“We don’t focus our chapter entirely on reading the Bible,” Cona said. “We go to Tigers games or go golfing. What might keep some people away is if they feel (a group is) a deeply practicing practice.”
And missing out on the support and camaraderie of a group like Bethany can set people back in their process of regaining their individual identity, as well as the confidence to move ahead with a social life.
“Having that support group and knowing that you’re not alone and not being lonely, to know that you deserve to be happy again,” Cona said of the main benefits of the camaraderie in the groups and activities at Bethany.
“It’s a process to learn (confidence) when you’re newly divorced. You feel like one half of a unit because you have to learn how to be single and start to get back out and live with confidence and have a safe place to get there.”
Which is why, even if it’s not at Bethany, Cona urges all newly single individuals to seek out some form of social support and actively reclaim their lives.
“I would encourage them to find a support group,” Cona said. “And a support group doesn’t mean you have to sit in a circle and sing ‘Kumbaya.’ There’s a lot out there, and they’re not all based on a church group. Find one you feel comfortable with, just to get started.

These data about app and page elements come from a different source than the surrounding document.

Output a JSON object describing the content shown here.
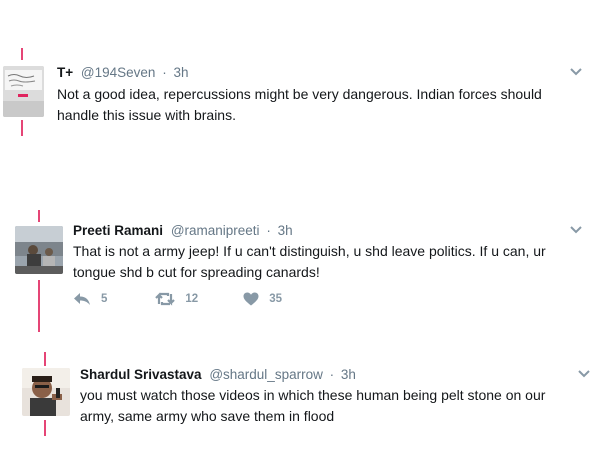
{
  "tweets": [
    {
      "name": "T+",
      "handle": "@194Seven",
      "separator": "·",
      "time": "3h",
      "text_line1": "Not a good idea, repercussions might be very dangerous. Indian forces should",
      "text_line2": "handle this issue with brains.",
      "avatar": "sketch-image-avatar"
    },
    {
      "name": "Preeti Ramani",
      "handle": "@ramanipreeti",
      "separator": "·",
      "time": "3h",
      "text_line1": "That is not a army jeep! If u can't distinguish, u shd leave politics. If u can, ur",
      "text_line2": "tongue shd b cut for spreading canards!",
      "avatar": "photo-avatar",
      "actions": {
        "reply_count": "5",
        "retweet_count": "12",
        "like_count": "35"
      }
    },
    {
      "name": "Shardul Srivastava",
      "handle": "@shardul_sparrow",
      "separator": "·",
      "time": "3h",
      "text_line1": "you must watch those videos in which these human being pelt stone on our",
      "text_line2": "army, same army who save them in flood",
      "avatar": "selfie-avatar"
    }
  ],
  "colors": {
    "thread_line": "#e0245e",
    "text": "#14171a",
    "muted": "#657786",
    "action": "#8899a6"
  }
}
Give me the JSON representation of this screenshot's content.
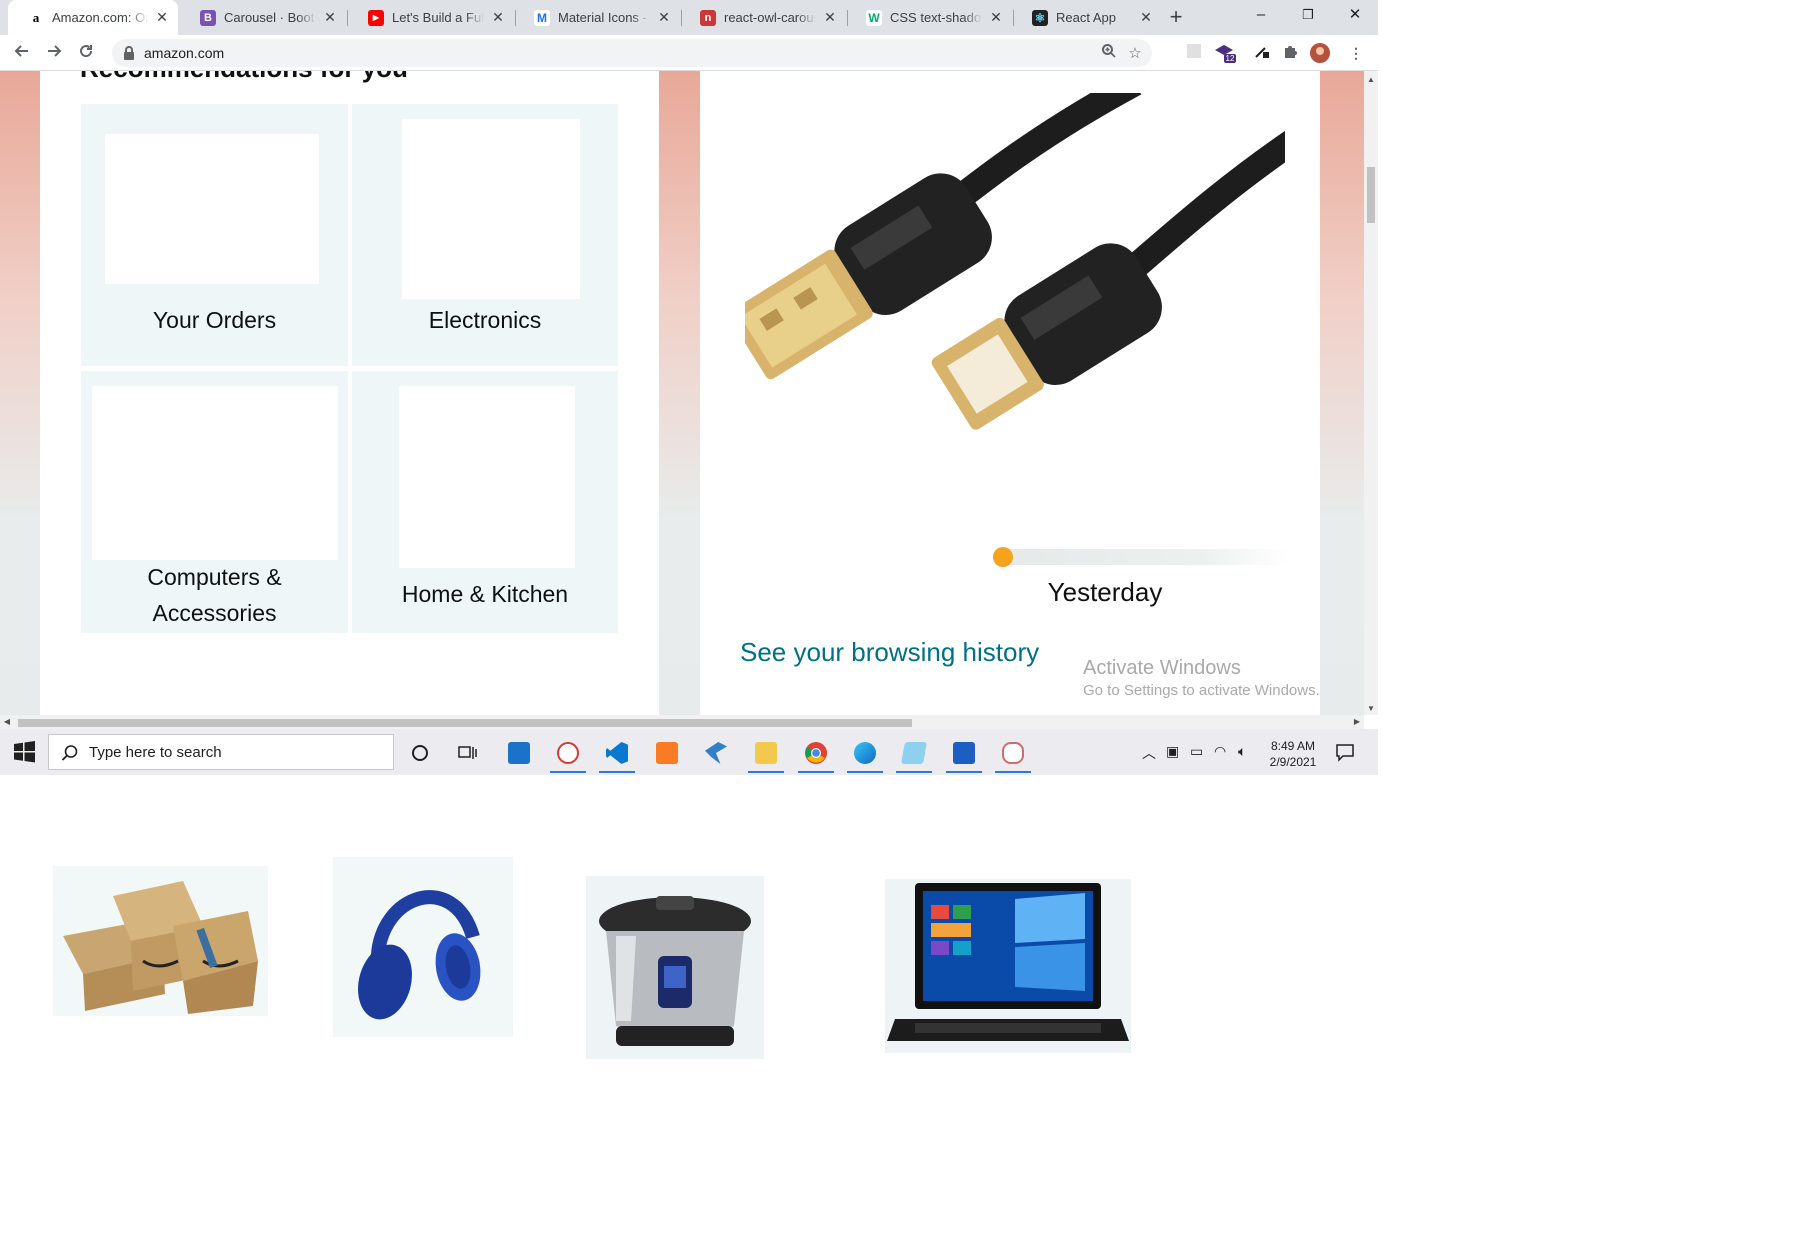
{
  "browser": {
    "tabs": [
      {
        "title": "Amazon.com: Onl",
        "favicon": "amazon-favicon",
        "active": true
      },
      {
        "title": "Carousel · Bootstra",
        "favicon": "bootstrap-favicon"
      },
      {
        "title": "Let's Build a Full-S",
        "favicon": "youtube-favicon"
      },
      {
        "title": "Material Icons - M",
        "favicon": "material-icons-favicon"
      },
      {
        "title": "react-owl-carouse",
        "favicon": "npm-favicon"
      },
      {
        "title": "CSS text-shadow p",
        "favicon": "w3schools-favicon"
      },
      {
        "title": "React App",
        "favicon": "react-favicon"
      }
    ],
    "new_tab": "+",
    "window_controls": {
      "minimize": "–",
      "restore": "❐",
      "close": "✕"
    },
    "url": "amazon.com",
    "extension_badge": "12"
  },
  "page": {
    "recommendations_heading": "Recommendations for you",
    "tiles": [
      {
        "label": "Your Orders"
      },
      {
        "label": "Electronics"
      },
      {
        "label": "Computers & Accessories"
      },
      {
        "label": "Home & Kitchen"
      }
    ],
    "history": {
      "progress": 0.0,
      "period_label": "Yesterday",
      "link": "See your browsing history"
    },
    "watermark": {
      "title": "Activate Windows",
      "subtitle": "Go to Settings to activate Windows."
    }
  },
  "taskbar": {
    "search_placeholder": "Type here to search",
    "time": "8:49 AM",
    "date": "2/9/2021"
  },
  "colors": {
    "accent_orange": "#f7a21b",
    "link_teal": "#007185",
    "tile_bg": "#eef6f8"
  }
}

“Do something, rather than just stay home,” Cona added. “Happiness will not come fly through your window. You have to go looking for it. And happiness is out there for every single person.”
And there is no better time of year to take the first step toward happiness then Valentine’s Day.
“It makes me sad to know there are people home alone on Valentine’s Day,” Cona said. “They have to know there is hope right out there.”
For more information on Bethany and its programs visit www.bethanyofsoutheasternmichi gan.org or call (248) 988-0454.
Second Half Singles’ Valentines program is a Feb. 14 dinner at 6:30 p.m. at Eastside Mario’s in Troy with chocolates and flowers. Interested parties are asked to RSVP by Feb. 8 at secondhalf.singles@kensing tonchurch.org or by leaving a message at (248)-786-0600, ext. 831. For more information visit kensing tonchurch.org/smallgroups/specialty.php.